EXERCISE:
Only the number is requested. Tally the lines of the data that hold the string "structured".

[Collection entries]
■ ■ ■ ■ ■
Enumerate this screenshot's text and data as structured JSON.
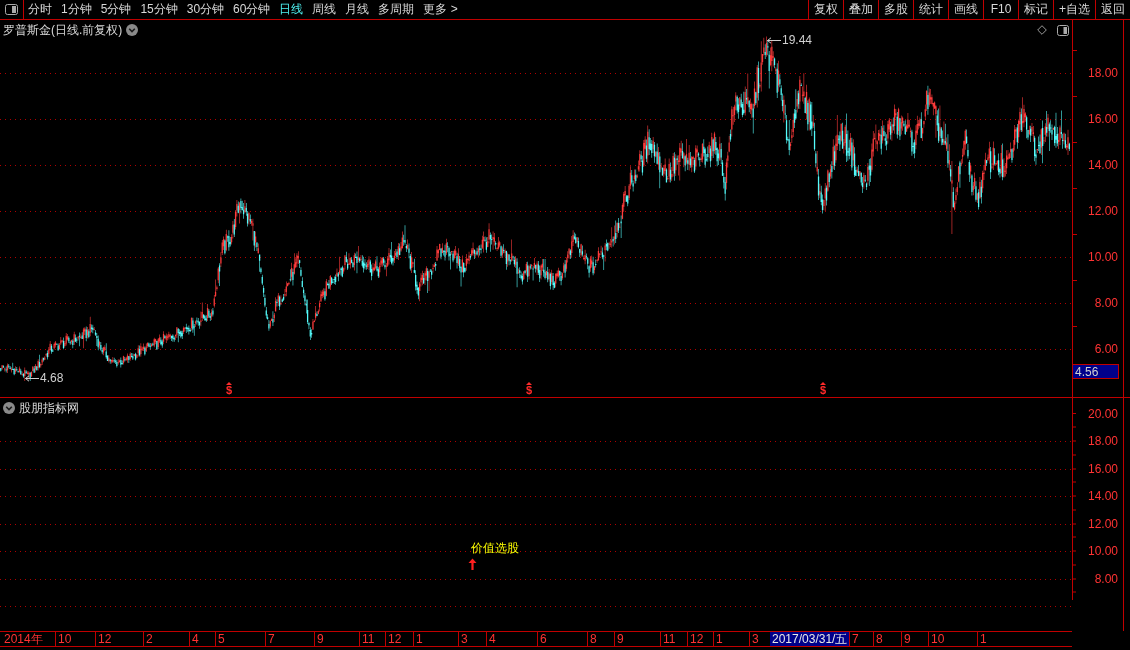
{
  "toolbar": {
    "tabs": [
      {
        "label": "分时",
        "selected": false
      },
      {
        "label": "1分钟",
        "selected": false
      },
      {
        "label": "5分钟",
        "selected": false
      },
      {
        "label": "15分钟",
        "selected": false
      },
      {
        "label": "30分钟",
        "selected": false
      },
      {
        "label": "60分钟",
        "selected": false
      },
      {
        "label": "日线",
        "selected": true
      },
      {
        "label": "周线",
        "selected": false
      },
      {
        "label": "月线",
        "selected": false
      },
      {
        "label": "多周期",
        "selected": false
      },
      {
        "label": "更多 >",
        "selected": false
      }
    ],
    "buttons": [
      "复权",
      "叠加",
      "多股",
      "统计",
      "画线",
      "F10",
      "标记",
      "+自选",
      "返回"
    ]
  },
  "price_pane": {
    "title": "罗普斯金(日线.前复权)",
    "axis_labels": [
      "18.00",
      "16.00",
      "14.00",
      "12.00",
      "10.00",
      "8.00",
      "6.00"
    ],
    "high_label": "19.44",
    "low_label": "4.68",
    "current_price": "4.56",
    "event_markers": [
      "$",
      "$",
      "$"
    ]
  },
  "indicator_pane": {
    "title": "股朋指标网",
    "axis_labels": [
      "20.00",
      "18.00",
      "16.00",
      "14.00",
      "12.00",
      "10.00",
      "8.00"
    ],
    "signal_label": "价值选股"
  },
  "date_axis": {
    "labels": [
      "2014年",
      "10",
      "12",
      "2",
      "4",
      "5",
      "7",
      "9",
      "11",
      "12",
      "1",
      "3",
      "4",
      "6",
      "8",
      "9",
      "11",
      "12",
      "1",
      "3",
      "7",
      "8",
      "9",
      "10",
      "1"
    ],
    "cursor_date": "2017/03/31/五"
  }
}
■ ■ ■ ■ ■
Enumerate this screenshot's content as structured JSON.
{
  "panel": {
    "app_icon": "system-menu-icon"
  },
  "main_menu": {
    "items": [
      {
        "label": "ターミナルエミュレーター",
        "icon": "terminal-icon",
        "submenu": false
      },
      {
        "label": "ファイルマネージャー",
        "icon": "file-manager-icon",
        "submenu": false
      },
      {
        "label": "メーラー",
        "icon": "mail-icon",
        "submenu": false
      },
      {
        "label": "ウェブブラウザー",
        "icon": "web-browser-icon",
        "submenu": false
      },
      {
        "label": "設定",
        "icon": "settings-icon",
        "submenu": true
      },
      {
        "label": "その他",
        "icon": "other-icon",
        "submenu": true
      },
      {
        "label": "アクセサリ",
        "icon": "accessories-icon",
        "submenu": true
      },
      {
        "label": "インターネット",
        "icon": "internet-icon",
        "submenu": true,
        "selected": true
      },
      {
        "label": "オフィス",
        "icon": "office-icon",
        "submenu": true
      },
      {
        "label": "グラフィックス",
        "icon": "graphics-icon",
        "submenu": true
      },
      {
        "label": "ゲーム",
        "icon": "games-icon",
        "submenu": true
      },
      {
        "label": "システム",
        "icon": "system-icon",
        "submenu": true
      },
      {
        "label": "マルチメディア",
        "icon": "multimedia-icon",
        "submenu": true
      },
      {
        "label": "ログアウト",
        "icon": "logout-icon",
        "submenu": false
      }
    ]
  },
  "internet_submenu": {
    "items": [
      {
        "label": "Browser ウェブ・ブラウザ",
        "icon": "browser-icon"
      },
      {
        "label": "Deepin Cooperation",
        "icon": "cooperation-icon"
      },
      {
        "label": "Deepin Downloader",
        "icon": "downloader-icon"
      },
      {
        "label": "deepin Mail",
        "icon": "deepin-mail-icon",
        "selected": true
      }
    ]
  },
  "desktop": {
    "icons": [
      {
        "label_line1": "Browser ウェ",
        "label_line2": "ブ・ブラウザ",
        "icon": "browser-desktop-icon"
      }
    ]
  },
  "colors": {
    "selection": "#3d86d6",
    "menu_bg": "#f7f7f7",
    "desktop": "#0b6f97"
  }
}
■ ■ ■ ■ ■
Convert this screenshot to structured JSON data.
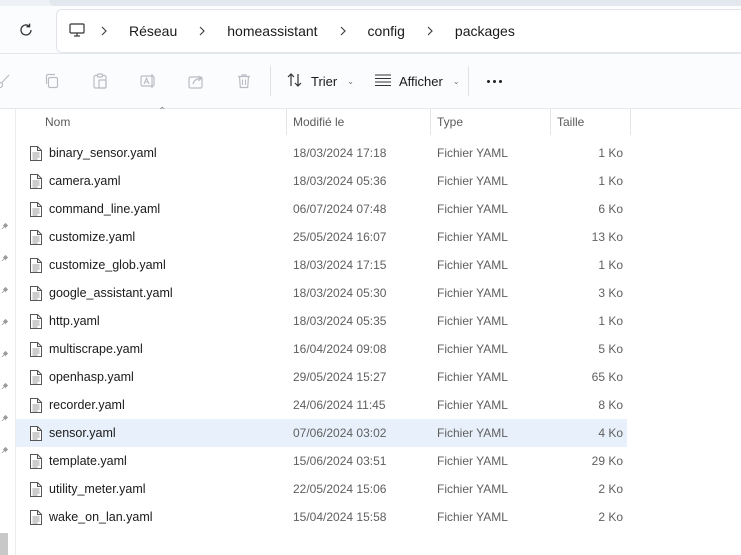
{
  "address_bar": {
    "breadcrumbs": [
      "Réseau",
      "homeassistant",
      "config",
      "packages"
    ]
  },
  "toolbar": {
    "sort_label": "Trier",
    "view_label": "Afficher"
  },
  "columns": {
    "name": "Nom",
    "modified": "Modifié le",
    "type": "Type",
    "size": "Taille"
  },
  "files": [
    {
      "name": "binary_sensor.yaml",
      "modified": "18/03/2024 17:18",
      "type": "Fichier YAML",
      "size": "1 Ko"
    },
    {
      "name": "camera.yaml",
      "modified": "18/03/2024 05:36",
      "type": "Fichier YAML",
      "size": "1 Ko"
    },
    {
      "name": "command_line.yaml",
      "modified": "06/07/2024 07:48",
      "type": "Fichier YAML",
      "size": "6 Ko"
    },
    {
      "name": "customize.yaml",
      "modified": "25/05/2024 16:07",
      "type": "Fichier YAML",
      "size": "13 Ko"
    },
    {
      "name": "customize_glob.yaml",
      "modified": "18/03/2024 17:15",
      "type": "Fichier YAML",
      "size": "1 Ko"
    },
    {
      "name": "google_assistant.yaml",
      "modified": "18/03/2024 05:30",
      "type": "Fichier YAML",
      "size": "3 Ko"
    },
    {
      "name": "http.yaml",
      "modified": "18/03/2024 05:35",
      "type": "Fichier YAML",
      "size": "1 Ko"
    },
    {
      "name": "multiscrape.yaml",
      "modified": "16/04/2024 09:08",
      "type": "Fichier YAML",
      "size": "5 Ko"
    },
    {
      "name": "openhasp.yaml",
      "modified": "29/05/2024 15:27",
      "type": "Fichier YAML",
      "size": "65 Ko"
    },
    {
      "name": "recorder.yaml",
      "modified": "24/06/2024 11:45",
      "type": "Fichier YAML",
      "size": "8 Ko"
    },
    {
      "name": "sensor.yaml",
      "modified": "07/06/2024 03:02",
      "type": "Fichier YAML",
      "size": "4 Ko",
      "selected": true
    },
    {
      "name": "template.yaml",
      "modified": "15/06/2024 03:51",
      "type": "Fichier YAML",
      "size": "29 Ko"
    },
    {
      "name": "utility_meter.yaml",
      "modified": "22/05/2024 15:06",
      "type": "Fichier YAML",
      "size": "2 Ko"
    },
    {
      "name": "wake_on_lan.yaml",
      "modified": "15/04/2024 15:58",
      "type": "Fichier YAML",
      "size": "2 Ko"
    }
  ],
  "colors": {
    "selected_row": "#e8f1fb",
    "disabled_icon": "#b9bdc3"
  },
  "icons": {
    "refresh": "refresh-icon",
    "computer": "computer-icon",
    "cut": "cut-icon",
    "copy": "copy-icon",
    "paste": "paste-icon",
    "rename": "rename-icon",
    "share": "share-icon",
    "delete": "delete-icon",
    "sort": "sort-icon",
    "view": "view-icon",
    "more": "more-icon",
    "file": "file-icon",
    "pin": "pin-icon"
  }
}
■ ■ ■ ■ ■
SOLUTION TO THE PROBLEM:
3